Problem statement
Across the data below, state how many lines hold "application", and reply with nothing but that number.

Material for the task
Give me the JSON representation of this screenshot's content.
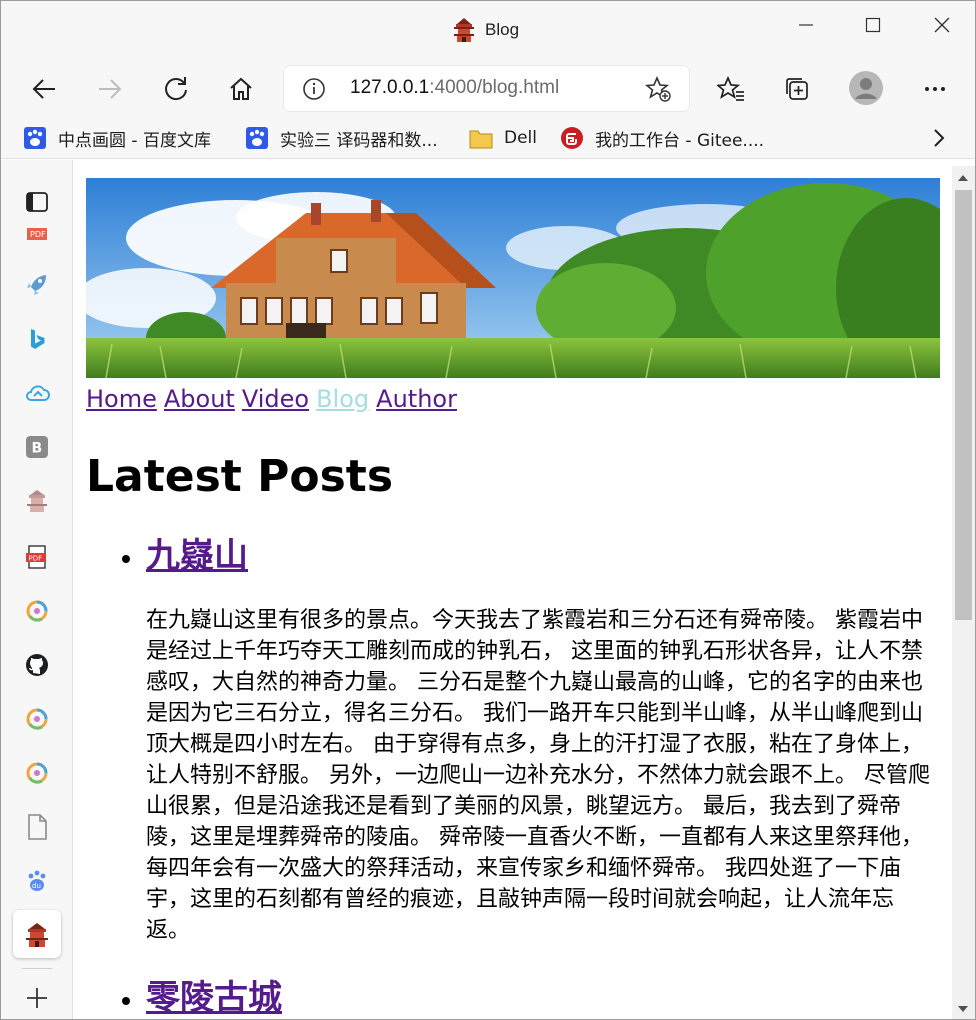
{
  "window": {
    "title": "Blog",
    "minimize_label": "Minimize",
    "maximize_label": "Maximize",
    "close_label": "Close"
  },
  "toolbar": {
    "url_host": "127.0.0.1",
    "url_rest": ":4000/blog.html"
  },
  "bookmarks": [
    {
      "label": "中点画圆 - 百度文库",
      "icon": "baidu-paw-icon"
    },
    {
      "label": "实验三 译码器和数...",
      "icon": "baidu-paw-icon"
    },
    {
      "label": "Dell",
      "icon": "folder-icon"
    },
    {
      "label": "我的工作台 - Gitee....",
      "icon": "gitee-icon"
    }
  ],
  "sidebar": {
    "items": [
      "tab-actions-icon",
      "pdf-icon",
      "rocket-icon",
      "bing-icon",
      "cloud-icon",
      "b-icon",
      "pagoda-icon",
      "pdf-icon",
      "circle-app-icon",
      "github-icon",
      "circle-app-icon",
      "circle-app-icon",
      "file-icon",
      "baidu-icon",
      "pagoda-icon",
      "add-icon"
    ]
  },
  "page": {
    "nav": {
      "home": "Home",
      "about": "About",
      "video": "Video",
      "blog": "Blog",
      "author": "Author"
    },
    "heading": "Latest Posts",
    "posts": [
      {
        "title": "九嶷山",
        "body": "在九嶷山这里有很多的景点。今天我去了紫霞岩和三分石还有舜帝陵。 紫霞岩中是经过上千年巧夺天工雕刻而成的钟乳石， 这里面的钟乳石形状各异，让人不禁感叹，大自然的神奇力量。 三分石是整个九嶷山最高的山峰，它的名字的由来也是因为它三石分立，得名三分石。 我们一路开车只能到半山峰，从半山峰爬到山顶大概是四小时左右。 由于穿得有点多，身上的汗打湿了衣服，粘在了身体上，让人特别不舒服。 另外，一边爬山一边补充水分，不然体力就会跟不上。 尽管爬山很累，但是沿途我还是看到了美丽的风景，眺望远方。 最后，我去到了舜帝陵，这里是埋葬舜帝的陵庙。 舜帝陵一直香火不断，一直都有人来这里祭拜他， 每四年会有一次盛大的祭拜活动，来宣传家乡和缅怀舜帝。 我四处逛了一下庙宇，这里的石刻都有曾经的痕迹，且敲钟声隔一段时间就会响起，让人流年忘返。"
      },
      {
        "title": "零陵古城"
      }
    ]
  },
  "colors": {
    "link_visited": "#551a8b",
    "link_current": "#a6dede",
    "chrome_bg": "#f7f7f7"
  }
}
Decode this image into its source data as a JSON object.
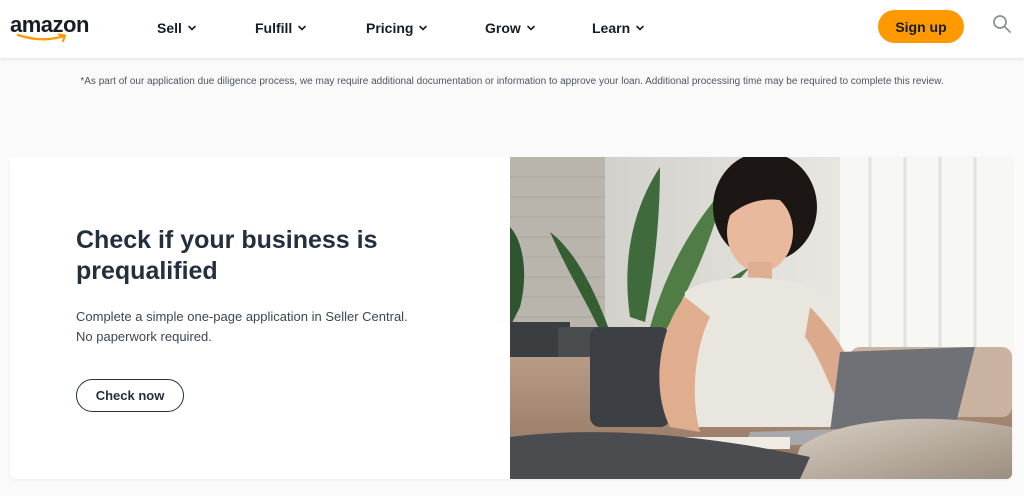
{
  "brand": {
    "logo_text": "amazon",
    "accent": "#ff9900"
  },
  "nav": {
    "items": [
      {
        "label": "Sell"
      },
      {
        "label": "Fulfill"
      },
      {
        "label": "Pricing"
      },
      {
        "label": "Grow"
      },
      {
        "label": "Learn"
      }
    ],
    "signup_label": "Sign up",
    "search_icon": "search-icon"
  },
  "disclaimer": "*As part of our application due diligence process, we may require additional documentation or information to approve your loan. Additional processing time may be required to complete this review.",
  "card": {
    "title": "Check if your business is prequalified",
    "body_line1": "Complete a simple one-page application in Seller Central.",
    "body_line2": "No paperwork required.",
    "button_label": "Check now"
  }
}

Final answer
2